Most of you probably already know that the final broadcast of The Oprah Winfrey Show aired Wednesday, May 25, 2011. After 25 years of hosting the popular syndicated talk show, Oprah decided it was time to move on.Бакланы
Of course, what that also means is the end of Oprah’s Book Club, which some credit with having “changed the way America reads.” Others go further, suggesting that the Club “changed America” during its 15 year run, from 1996-2011. I offer a more measured view in Chapter 4 of The Late Age of Print, where I focus on the strategies Oprah used to connect novels and some nonfiction works with actual and potential readers.
Whatever way you cut it, we now live in a world without daily appearances by Oprah. I’m sure that upsets a great many people — individuals who, like my mother, dutifully tuned in most weekday afternoons to watch her show. For them it’s as if an old friend has moved away.
Others, though, are overjoyed to finally see her go. I could point you in the direction of any number of books and internet sites that hate on Oprah. (Mostly they accuse her of having popularized therapy culture in the United States.) Instead, I thought a little Late Age of Print back-story might provide a different perspective on why certain people aren’t saying “goodbye” to Oprah as much as “good riddance.”
I was fortunate to have had a bunch of generous souls read drafts of my book before Columbia University Press published it in 2009. The feedback was rich and varied, and it certainly helped to improve the manuscript. One strange thing kept cropping up, though. The reviewers either loved or hated Chapter 4.
The two who most disliked it went as far as to recommend that I drop it from the book. Essentially they were asking me to write about the past and present of popular book culture in the United States as if the Club never existed. What they wanted was a world without Oprah.
Needless to say, I thought the suggestion was absurd. The Oprah chapter was and is integral to the “consumerism” part of my “consumerism to control” argument, plus it sets up and is a foil of sorts to the next chapter, on Harry Potter protectionism.
What’s telling is that both of the readers who suggested cutting Oprah keyed into my discussion of the Jonathan Franzen and James Frey controversies but completely overlooked the bulk of Chapter 4; mostly I explore how people featured on the Oprah show — the vast majority of whom were women, and many, women of color — read and responded to the Book Club selections. In the end, I believe the reviewers’ objections to the chapter had less to do with my arguments and analysis and more to do with their lingering disdain for all things Oprah.
Thankfully my a-m-a-z-i-n-g editor at Columbia, Philip Leventhal, had the good sense to let me keep the chapter. The many positive reviews I’ve since received of the book, and of the Oprah chapter in particular, would seem to confirm that I did manage to say something worthwhile there.
The funny thing is, despite the focus, Chapter 4 isn’t fundamentally about Oprah or her Book Club. It’s more of an attempt to answer the question, What gets people excited about books and reading today? That’s something everybody invested in book culture ought to be asking, from authors, publishers, and booksellers to librarians, teachers, parents, and beyond. Whether you like Oprah or not is beside the point.

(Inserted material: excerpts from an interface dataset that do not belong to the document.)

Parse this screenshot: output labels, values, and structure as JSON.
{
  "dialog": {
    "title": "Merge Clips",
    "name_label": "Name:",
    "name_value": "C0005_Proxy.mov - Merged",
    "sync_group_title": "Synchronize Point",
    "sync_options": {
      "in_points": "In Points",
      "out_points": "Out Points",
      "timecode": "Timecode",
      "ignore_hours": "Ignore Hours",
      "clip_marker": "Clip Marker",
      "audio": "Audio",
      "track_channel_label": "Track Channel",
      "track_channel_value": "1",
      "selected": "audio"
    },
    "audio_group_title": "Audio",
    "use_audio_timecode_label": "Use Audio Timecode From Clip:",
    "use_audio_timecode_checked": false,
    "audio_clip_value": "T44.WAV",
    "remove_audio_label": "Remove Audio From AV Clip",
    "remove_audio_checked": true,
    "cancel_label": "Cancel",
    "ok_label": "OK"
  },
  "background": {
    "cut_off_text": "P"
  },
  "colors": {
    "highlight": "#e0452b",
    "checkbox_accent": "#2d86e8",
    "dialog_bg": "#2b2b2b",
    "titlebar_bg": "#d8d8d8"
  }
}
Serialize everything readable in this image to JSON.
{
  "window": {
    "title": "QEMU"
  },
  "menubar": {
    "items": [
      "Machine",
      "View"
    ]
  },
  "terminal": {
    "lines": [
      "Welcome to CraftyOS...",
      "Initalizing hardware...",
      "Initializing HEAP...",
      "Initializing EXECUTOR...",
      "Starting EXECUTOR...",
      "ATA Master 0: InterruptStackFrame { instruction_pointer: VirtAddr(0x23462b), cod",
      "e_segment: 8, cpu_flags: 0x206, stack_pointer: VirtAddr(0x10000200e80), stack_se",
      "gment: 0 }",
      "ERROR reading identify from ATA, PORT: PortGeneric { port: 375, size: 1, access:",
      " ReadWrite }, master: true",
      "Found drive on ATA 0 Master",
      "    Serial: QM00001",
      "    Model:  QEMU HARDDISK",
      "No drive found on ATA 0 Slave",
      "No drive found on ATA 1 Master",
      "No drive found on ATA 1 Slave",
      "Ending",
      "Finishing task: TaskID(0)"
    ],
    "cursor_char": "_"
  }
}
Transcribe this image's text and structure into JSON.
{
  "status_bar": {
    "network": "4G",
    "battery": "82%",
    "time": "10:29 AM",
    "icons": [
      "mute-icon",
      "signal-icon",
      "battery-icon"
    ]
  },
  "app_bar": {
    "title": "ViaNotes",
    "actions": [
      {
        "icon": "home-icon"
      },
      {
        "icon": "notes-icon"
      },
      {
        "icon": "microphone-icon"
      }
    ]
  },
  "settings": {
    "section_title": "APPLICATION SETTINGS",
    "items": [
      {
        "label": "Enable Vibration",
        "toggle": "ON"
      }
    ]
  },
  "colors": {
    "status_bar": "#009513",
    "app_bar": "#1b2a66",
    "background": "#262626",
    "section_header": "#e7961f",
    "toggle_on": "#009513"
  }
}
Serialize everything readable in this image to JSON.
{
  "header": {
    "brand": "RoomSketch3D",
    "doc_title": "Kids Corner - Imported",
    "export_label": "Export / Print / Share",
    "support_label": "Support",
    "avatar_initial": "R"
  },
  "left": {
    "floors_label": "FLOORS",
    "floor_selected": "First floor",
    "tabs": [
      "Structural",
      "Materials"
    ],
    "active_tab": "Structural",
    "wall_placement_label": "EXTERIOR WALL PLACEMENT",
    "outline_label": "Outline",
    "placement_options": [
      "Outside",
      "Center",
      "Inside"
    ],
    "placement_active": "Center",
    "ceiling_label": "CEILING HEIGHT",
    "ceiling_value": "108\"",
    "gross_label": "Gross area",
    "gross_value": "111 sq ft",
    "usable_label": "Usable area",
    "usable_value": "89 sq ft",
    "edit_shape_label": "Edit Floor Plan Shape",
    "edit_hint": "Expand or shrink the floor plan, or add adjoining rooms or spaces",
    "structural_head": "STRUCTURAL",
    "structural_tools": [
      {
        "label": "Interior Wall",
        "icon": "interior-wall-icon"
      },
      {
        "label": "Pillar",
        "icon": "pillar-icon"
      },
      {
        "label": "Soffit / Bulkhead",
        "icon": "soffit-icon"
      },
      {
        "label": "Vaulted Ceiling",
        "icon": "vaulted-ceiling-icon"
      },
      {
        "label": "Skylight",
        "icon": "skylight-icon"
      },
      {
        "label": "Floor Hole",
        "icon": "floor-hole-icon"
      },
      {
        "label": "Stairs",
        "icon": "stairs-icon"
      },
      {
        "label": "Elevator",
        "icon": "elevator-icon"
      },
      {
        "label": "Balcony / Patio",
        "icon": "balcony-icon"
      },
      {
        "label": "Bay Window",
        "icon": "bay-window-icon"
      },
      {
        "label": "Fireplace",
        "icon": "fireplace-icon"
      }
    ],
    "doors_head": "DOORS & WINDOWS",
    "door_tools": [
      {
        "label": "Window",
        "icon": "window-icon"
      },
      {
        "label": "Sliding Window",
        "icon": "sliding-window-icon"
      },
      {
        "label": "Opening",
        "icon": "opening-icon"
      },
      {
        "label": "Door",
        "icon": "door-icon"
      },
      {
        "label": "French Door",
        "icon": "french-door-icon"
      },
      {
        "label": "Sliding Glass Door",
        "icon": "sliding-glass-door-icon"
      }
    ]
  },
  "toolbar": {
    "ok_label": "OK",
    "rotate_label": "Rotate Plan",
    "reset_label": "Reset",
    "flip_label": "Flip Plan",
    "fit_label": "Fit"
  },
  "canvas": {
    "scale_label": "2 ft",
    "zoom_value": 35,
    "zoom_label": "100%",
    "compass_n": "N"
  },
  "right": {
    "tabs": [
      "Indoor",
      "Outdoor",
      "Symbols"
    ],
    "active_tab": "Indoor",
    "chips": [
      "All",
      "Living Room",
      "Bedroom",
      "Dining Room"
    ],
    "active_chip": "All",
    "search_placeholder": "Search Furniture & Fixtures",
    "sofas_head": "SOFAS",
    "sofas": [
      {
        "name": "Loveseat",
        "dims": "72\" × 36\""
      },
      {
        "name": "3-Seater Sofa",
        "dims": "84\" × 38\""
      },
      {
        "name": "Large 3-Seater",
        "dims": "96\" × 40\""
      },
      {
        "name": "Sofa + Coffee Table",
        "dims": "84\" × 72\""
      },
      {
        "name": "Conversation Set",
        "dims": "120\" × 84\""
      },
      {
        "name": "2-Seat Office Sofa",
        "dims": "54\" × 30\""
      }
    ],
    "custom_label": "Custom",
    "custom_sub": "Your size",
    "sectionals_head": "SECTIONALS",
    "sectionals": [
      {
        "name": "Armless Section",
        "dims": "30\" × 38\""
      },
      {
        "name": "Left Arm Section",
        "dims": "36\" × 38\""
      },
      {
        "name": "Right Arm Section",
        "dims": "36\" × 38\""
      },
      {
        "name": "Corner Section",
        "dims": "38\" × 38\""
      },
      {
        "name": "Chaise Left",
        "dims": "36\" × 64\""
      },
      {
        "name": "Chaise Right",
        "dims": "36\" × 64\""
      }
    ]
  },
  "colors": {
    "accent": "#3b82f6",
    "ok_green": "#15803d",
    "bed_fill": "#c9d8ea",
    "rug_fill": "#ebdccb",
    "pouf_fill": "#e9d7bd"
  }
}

Still, what made Oprah’s Book Club fascinating for me were the clever ways Winfrey and her producers responded to that question: by making book reading a more social — and sociable — activity; troubling generic distinctions between literature and life; touring viewers around bookstores; strategizing how to squeeze reading time into busy schedules; and varying the degree of difficulty of the selections so as not to alienate anyone. They came up with these ideas, incidentally, by listening closely to readers and their needs.
Would that our English teachers (or reviewers) listened so well. Farewell, Oprah, and thank you. Your talk show may be gone, but you’ll always be a part of my world.